About this exercise: All lines in the entries below that hold "Ingresar" make up the answer.
⁂
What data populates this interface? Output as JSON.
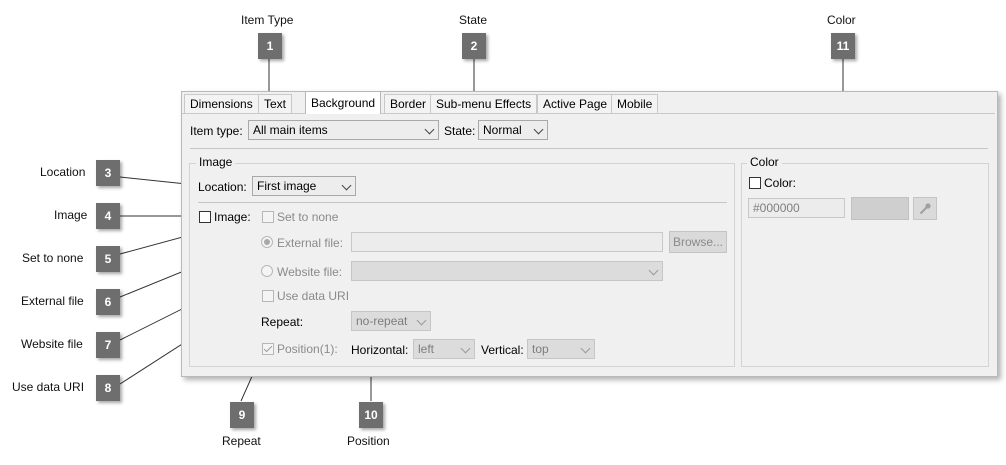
{
  "callouts": [
    {
      "n": "1",
      "label": "Item Type"
    },
    {
      "n": "2",
      "label": "State"
    },
    {
      "n": "11",
      "label": "Color"
    },
    {
      "n": "3",
      "label": "Location"
    },
    {
      "n": "4",
      "label": "Image"
    },
    {
      "n": "5",
      "label": "Set to none"
    },
    {
      "n": "6",
      "label": "External file"
    },
    {
      "n": "7",
      "label": "Website file"
    },
    {
      "n": "8",
      "label": "Use data URI"
    },
    {
      "n": "9",
      "label": "Repeat"
    },
    {
      "n": "10",
      "label": "Position"
    }
  ],
  "tabs": [
    "Dimensions",
    "Text",
    "Background",
    "Border",
    "Sub-menu Effects",
    "Active Page",
    "Mobile"
  ],
  "active_tab": "Background",
  "item_type": {
    "label": "Item type:",
    "value": "All main items"
  },
  "state": {
    "label": "State:",
    "value": "Normal"
  },
  "image_group": {
    "title": "Image",
    "location": {
      "label": "Location:",
      "value": "First image"
    },
    "image_checkbox": {
      "label": "Image:",
      "checked": false
    },
    "set_to_none": {
      "label": "Set to none",
      "checked": false
    },
    "external_file": {
      "label": "External file:",
      "value": "",
      "browse": "Browse...",
      "selected": true
    },
    "website_file": {
      "label": "Website file:",
      "value": "",
      "selected": false
    },
    "use_data_uri": {
      "label": "Use data URI",
      "checked": false
    },
    "repeat": {
      "label": "Repeat:",
      "value": "no-repeat"
    },
    "position": {
      "label": "Position(1):",
      "checked": true
    },
    "horizontal": {
      "label": "Horizontal:",
      "value": "left"
    },
    "vertical": {
      "label": "Vertical:",
      "value": "top"
    }
  },
  "color_group": {
    "title": "Color",
    "color_checkbox": {
      "label": "Color:",
      "checked": false
    },
    "color_value": "#000000",
    "icon": "eyedropper-icon"
  }
}
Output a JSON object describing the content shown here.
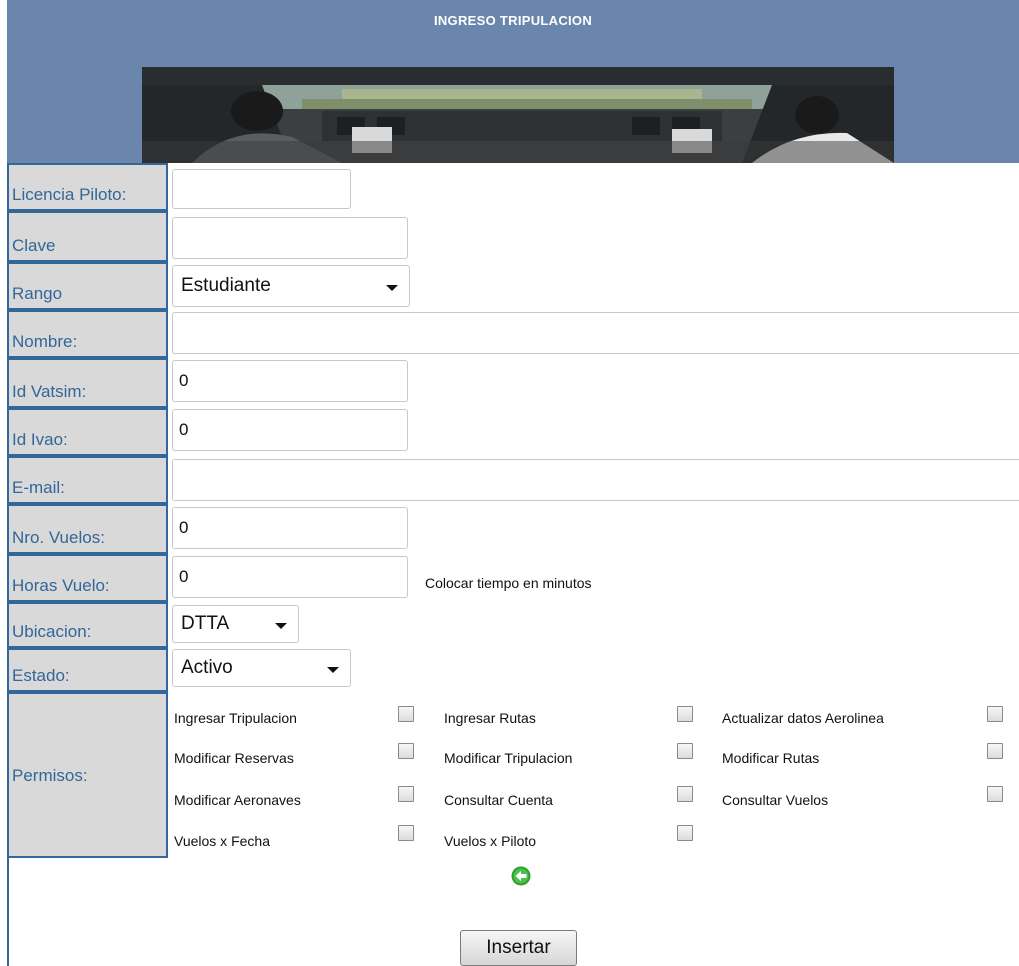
{
  "header": {
    "title": "INGRESO TRIPULACION"
  },
  "fields": {
    "licencia": {
      "label": "Licencia Piloto:",
      "value": ""
    },
    "clave": {
      "label": "Clave",
      "value": ""
    },
    "rango": {
      "label": "Rango",
      "value": "Estudiante"
    },
    "nombre": {
      "label": "Nombre:",
      "value": ""
    },
    "vatsim": {
      "label": "Id Vatsim:",
      "value": "0"
    },
    "ivao": {
      "label": "Id Ivao:",
      "value": "0"
    },
    "email": {
      "label": "E-mail:",
      "value": ""
    },
    "vuelos": {
      "label": "Nro. Vuelos:",
      "value": "0"
    },
    "horas": {
      "label": "Horas Vuelo:",
      "value": "0",
      "hint": "Colocar tiempo en minutos"
    },
    "ubicacion": {
      "label": "Ubicacion:",
      "value": "DTTA"
    },
    "estado": {
      "label": "Estado:",
      "value": "Activo"
    }
  },
  "permisos": {
    "label": "Permisos:",
    "items": [
      "Ingresar Tripulacion",
      "Ingresar Rutas",
      "Actualizar datos Aerolinea",
      "Modificar Reservas",
      "Modificar Tripulacion",
      "Modificar Rutas",
      "Modificar Aeronaves",
      "Consultar Cuenta",
      "Consultar Vuelos",
      "Vuelos x Fecha",
      "Vuelos x Piloto"
    ],
    "checked": [
      false,
      false,
      false,
      false,
      false,
      false,
      false,
      false,
      false,
      false,
      false
    ]
  },
  "actions": {
    "insert_label": "Insertar"
  },
  "icons": {
    "back": "back-arrow-icon",
    "back_color": "#2e9e2e"
  },
  "colors": {
    "header_bg": "#6a86ad",
    "label_text": "#336699",
    "label_bg": "#d9d9d9"
  }
}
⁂
Reply to the task:
      "Ingresar Tripulacion",
      "Ingresar Rutas",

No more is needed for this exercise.